▶ [Problem description]
Copy whichever lines of the data hold the word "Open".

Top of Given data

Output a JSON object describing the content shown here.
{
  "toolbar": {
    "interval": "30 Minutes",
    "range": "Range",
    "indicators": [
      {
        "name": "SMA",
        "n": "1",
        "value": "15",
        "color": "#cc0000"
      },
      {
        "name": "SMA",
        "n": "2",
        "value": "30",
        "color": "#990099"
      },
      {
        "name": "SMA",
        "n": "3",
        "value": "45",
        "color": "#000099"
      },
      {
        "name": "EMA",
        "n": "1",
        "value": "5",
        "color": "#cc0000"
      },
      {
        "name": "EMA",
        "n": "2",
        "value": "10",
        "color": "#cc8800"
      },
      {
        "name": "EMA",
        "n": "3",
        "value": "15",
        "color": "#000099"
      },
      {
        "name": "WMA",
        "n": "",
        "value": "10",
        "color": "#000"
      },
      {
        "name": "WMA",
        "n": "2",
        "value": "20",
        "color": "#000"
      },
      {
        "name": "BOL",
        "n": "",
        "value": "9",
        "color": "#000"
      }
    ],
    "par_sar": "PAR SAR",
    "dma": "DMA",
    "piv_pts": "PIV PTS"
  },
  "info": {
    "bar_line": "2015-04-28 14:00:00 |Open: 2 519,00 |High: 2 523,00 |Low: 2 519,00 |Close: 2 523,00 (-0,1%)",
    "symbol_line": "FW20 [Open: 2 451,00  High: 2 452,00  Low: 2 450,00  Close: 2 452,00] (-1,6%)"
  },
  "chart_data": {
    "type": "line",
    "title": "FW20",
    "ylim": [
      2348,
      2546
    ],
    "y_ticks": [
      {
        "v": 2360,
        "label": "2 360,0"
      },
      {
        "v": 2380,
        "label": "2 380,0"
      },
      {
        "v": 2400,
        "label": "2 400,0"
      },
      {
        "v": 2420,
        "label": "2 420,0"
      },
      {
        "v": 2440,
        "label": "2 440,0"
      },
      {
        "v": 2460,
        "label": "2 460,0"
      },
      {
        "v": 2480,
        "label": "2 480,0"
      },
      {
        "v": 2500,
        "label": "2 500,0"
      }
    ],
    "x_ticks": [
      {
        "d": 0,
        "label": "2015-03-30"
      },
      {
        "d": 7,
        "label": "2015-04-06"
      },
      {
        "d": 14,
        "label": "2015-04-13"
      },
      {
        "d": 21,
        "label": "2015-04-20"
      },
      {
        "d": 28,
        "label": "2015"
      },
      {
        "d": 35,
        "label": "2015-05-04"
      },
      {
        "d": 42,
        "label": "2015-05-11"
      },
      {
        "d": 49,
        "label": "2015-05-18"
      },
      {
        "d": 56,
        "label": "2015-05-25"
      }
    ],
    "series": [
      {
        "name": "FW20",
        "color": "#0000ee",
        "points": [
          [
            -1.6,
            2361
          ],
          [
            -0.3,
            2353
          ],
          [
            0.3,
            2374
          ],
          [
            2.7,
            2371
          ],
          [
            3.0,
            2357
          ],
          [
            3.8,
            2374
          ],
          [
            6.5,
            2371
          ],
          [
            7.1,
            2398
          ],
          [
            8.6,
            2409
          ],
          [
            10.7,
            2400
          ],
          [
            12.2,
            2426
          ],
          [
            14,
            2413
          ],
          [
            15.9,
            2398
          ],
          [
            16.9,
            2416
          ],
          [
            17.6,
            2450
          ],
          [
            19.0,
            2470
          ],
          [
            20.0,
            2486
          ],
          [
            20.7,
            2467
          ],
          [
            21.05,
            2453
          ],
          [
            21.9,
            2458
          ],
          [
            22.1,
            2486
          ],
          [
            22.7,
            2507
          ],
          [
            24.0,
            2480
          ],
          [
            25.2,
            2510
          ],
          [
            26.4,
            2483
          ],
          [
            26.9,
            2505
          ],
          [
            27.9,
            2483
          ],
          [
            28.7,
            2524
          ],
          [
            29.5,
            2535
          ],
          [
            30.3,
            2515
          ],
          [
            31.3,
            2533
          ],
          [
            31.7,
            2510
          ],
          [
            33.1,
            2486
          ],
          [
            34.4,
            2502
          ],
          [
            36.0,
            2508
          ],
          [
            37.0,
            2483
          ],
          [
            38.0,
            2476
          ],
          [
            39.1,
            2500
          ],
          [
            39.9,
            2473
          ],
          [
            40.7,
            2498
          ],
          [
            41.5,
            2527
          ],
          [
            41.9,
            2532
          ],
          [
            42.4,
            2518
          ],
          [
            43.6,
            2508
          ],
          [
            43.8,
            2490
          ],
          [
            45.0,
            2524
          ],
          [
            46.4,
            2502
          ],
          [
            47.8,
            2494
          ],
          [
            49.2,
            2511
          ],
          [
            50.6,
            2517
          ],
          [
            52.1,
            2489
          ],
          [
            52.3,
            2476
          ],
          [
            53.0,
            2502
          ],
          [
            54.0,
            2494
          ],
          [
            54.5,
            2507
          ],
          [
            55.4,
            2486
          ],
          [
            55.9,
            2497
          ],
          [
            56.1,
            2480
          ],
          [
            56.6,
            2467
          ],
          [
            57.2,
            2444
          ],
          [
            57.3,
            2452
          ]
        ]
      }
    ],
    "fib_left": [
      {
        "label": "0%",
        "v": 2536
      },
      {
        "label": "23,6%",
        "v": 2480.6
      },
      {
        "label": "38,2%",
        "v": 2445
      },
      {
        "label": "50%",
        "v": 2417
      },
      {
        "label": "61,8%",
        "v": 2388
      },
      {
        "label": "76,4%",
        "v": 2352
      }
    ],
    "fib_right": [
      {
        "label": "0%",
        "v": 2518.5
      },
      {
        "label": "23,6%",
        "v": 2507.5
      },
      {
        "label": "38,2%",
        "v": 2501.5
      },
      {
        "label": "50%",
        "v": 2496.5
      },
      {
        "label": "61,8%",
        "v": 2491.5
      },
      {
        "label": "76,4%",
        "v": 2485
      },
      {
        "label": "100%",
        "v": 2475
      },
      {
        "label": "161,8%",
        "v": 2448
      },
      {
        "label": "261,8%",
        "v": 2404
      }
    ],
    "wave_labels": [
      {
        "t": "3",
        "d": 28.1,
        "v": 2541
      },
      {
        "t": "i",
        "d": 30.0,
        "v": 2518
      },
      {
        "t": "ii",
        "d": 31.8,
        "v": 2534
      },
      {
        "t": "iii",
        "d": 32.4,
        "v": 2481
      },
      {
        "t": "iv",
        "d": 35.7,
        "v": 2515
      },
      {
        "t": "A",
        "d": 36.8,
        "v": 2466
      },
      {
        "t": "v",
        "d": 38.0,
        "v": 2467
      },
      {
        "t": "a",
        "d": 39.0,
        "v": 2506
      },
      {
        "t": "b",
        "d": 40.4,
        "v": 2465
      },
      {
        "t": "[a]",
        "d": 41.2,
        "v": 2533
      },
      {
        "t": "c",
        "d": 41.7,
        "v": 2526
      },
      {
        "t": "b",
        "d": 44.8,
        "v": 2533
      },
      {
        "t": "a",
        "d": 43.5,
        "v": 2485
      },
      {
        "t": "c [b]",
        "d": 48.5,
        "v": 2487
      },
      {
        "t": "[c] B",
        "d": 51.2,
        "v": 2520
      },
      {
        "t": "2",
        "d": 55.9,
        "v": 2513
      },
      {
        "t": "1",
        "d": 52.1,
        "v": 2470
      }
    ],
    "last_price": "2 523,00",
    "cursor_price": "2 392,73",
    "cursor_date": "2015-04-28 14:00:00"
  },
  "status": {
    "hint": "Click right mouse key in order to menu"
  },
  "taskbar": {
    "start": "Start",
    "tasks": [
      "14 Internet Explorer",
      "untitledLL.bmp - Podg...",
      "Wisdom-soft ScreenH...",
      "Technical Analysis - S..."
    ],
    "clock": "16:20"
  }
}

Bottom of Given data

▶ [Answer box]
    "bar_line": "2015-04-28 14:00:00 |Open: 2 519,00 |High: 2 523,00 |Low: 2 519,00 |Close: 2 523,00 (-0,1%)",
    "symbol_line": "FW20 [Open: 2 451,00  High: 2 452,00  Low: 2 450,00  Close: 2 452,00] (-1,6%)"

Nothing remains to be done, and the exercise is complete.